5) Other property: Any property which is bought from the income of the ancestral property is known as ancestral property. So anything purchased with the assistance of ancestral property is also called as ancestral property. The children, grandchildren, great-grandchildren possess an interest over the income and accretion even before their birth.
Normally, Will cannot be made of ancestral property but if a coparcener acquires his share in ancestral property than he can make a will of his share and bequest it to all coparceners.
Sec 26 of Hindu Succession Act provides that, if a person is converted into other religion, he still has rights over ancestral property. The person has the birthright over such property, so the conversion cannot stop from claiming the property. The illegitimate child cannot claim any rights over ancestral property.
An ancestral property cannot be gifted. Every legal heir is entitled to have an equal share in the ancestral property. After 2005 daughters of the Hindu undivided family have equal rights to ancestral property.
Who can sell an ancestral property?

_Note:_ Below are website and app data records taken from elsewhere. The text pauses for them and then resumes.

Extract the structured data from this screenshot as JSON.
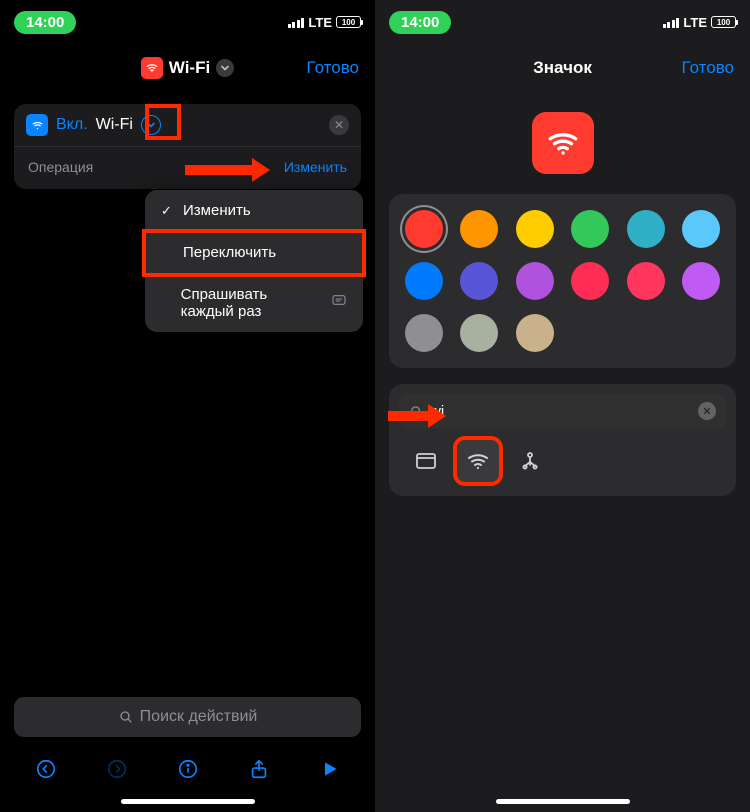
{
  "status": {
    "time": "14:00",
    "network": "LTE",
    "battery": "100"
  },
  "left": {
    "nav": {
      "title": "Wi-Fi",
      "done": "Готово"
    },
    "action": {
      "on": "Вкл.",
      "wifi": "Wi-Fi",
      "operation": "Операция",
      "change": "Изменить"
    },
    "popup": {
      "item1": "Изменить",
      "item2": "Переключить",
      "item3": "Спрашивать каждый раз"
    },
    "search_placeholder": "Поиск действий"
  },
  "right": {
    "nav": {
      "title": "Значок",
      "done": "Готово"
    },
    "colors": [
      "#ff3b30",
      "#ff9500",
      "#ffcc00",
      "#34c759",
      "#30b0c7",
      "#5ac8fa",
      "#007aff",
      "#5856d6",
      "#af52de",
      "#ff2d55",
      "#ff375f",
      "#bf5af2",
      "#8e8e93",
      "#a8b0a0",
      "#c9b28b"
    ],
    "search_value": "wi"
  }
}
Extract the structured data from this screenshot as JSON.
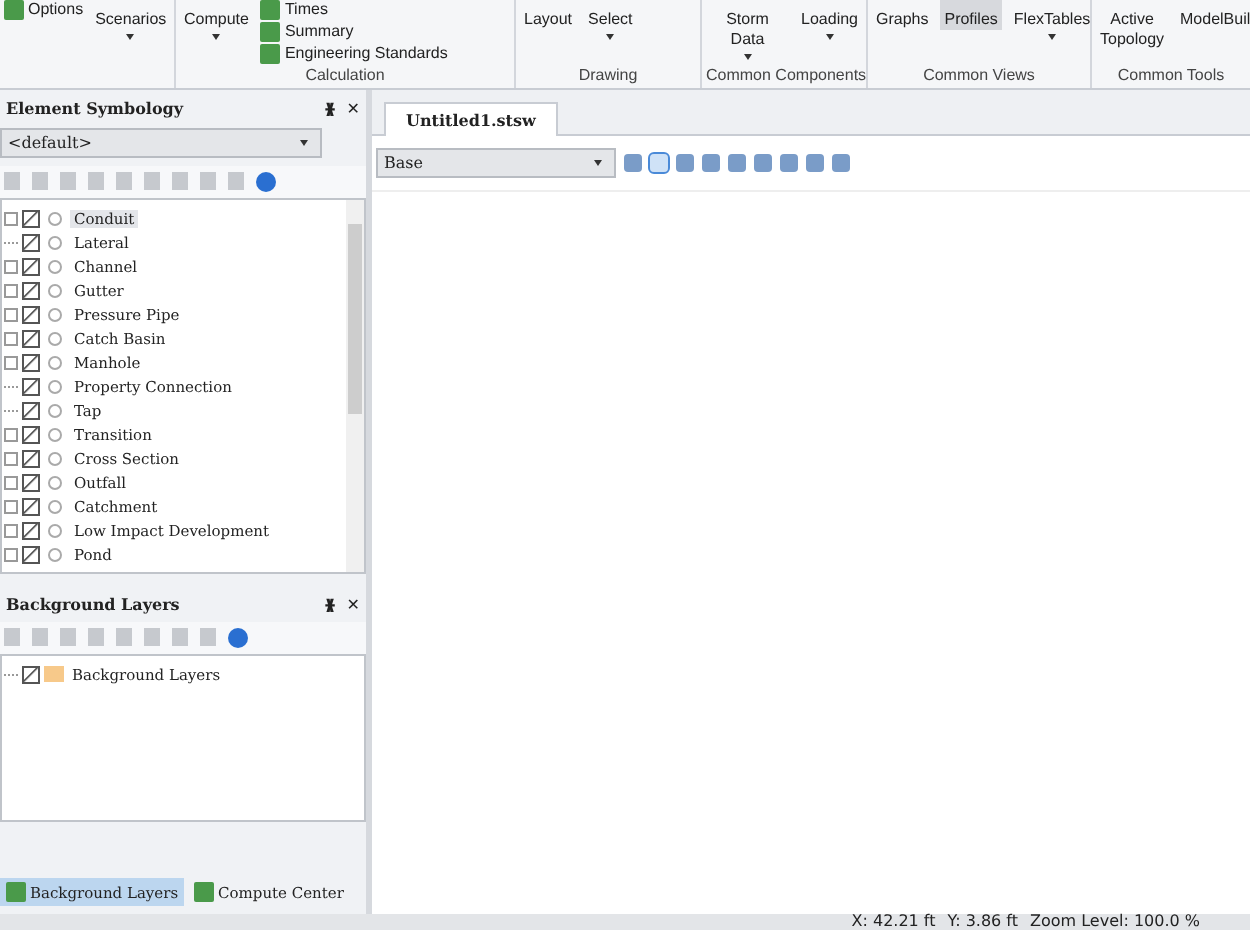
{
  "ribbon": {
    "groups": [
      {
        "items": [
          {
            "label": "Options",
            "kind": "small"
          },
          {
            "label": "Scenarios",
            "kind": "large",
            "dropdown": true
          }
        ]
      },
      {
        "label": "Calculation",
        "items": [
          {
            "label": "Compute",
            "kind": "large",
            "dropdown": true
          },
          {
            "label": "Times",
            "kind": "small"
          },
          {
            "label": "Summary",
            "kind": "small"
          },
          {
            "label": "Engineering Standards",
            "kind": "small"
          }
        ]
      },
      {
        "label": "Drawing",
        "items": [
          {
            "label": "Layout",
            "kind": "large",
            "dropdown": false
          },
          {
            "label": "Select",
            "kind": "large",
            "dropdown": true
          }
        ]
      },
      {
        "label": "Common Components",
        "items": [
          {
            "label": "Storm Data",
            "kind": "large",
            "dropdown": true
          },
          {
            "label": "Loading",
            "kind": "large",
            "dropdown": true
          }
        ]
      },
      {
        "label": "Common Views",
        "items": [
          {
            "label": "Graphs",
            "kind": "large",
            "dropdown": false,
            "selected": false
          },
          {
            "label": "Profiles",
            "kind": "large",
            "dropdown": false,
            "selected": true
          },
          {
            "label": "FlexTables",
            "kind": "large",
            "dropdown": true,
            "selected": false
          }
        ]
      },
      {
        "label": "Common Tools",
        "items": [
          {
            "label": "Active Topology",
            "kind": "large",
            "dropdown": false
          },
          {
            "label": "ModelBuil",
            "kind": "large",
            "dropdown": false
          }
        ]
      }
    ]
  },
  "element_symbology": {
    "title": "Element Symbology",
    "pin": "ᚕ",
    "close": "✕",
    "dropdown": "<default>",
    "items": [
      {
        "label": "Conduit",
        "checked": true,
        "expandable": true,
        "selected": true
      },
      {
        "label": "Lateral",
        "checked": true,
        "expandable": false,
        "selected": false
      },
      {
        "label": "Channel",
        "checked": true,
        "expandable": true,
        "selected": false
      },
      {
        "label": "Gutter",
        "checked": true,
        "expandable": true,
        "selected": false
      },
      {
        "label": "Pressure Pipe",
        "checked": true,
        "expandable": true,
        "selected": false
      },
      {
        "label": "Catch Basin",
        "checked": true,
        "expandable": true,
        "selected": false
      },
      {
        "label": "Manhole",
        "checked": true,
        "expandable": true,
        "selected": false
      },
      {
        "label": "Property Connection",
        "checked": true,
        "expandable": false,
        "selected": false
      },
      {
        "label": "Tap",
        "checked": true,
        "expandable": false,
        "selected": false
      },
      {
        "label": "Transition",
        "checked": true,
        "expandable": true,
        "selected": false
      },
      {
        "label": "Cross Section",
        "checked": true,
        "expandable": true,
        "selected": false
      },
      {
        "label": "Outfall",
        "checked": true,
        "expandable": true,
        "selected": false
      },
      {
        "label": "Catchment",
        "checked": true,
        "expandable": true,
        "selected": false
      },
      {
        "label": "Low Impact Development",
        "checked": true,
        "expandable": true,
        "selected": false
      },
      {
        "label": "Pond",
        "checked": true,
        "expandable": true,
        "selected": false
      }
    ]
  },
  "background_layers": {
    "title": "Background Layers",
    "pin": "ᚕ",
    "close": "✕",
    "items": [
      {
        "label": "Background Layers",
        "checked": true
      }
    ]
  },
  "bottom_tabs": [
    {
      "label": "Background Layers",
      "selected": true
    },
    {
      "label": "Compute Center",
      "selected": false
    }
  ],
  "document": {
    "tab": "Untitled1.stsw",
    "scenario": "Base"
  },
  "status_bar": [
    "X: 42.21 ft",
    "Y: 3.86 ft",
    "Zoom Level: 100.0 %"
  ]
}
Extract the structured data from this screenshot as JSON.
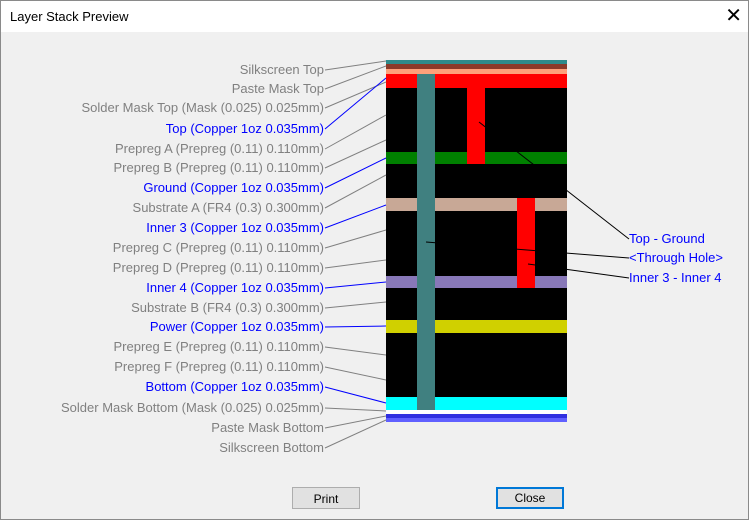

While the head of a Hindu undivided family (HUF) has the power to manage the family assets under the Hindu law, an ancestral property cannot be sold by the sole decision of one or part owners, since four generations have their claim over such a property. The consent of each stakeholder will be required, to sell an undivided ancestral property. All coparceners, including daughters, can seek partition and sale of the ancestral property.
What is the right of a wife in her husband’s ancestral property?
Under the Hindu law, the wife of a man is entitled to get a share in her husband’s ancestral property in the capacity of his Class-I heir after his demise.
Under Muslim law, there is no concept of coparcener property, so ancestral property doesn’t exist. Under the Muslim law, there are two types of heirs – the sharers, who are entitled to a certain share in the deceased’s property and the residuary, who takes up the share in the property that is left over after the sharers have taken their share.
The Christian law is governed by the Indian Succession Act and there are no provisions for the ancestral property. In both these laws, person can inherit their property either by Will/gift or after their death and the legal heir can inherit their property. Among Christians, the inheritance and succession rules treat men and women equally. Also, their property is treated as self-acquired, in spite of its mode of acquisition and during one’s lifetime, nobody else can contest for it.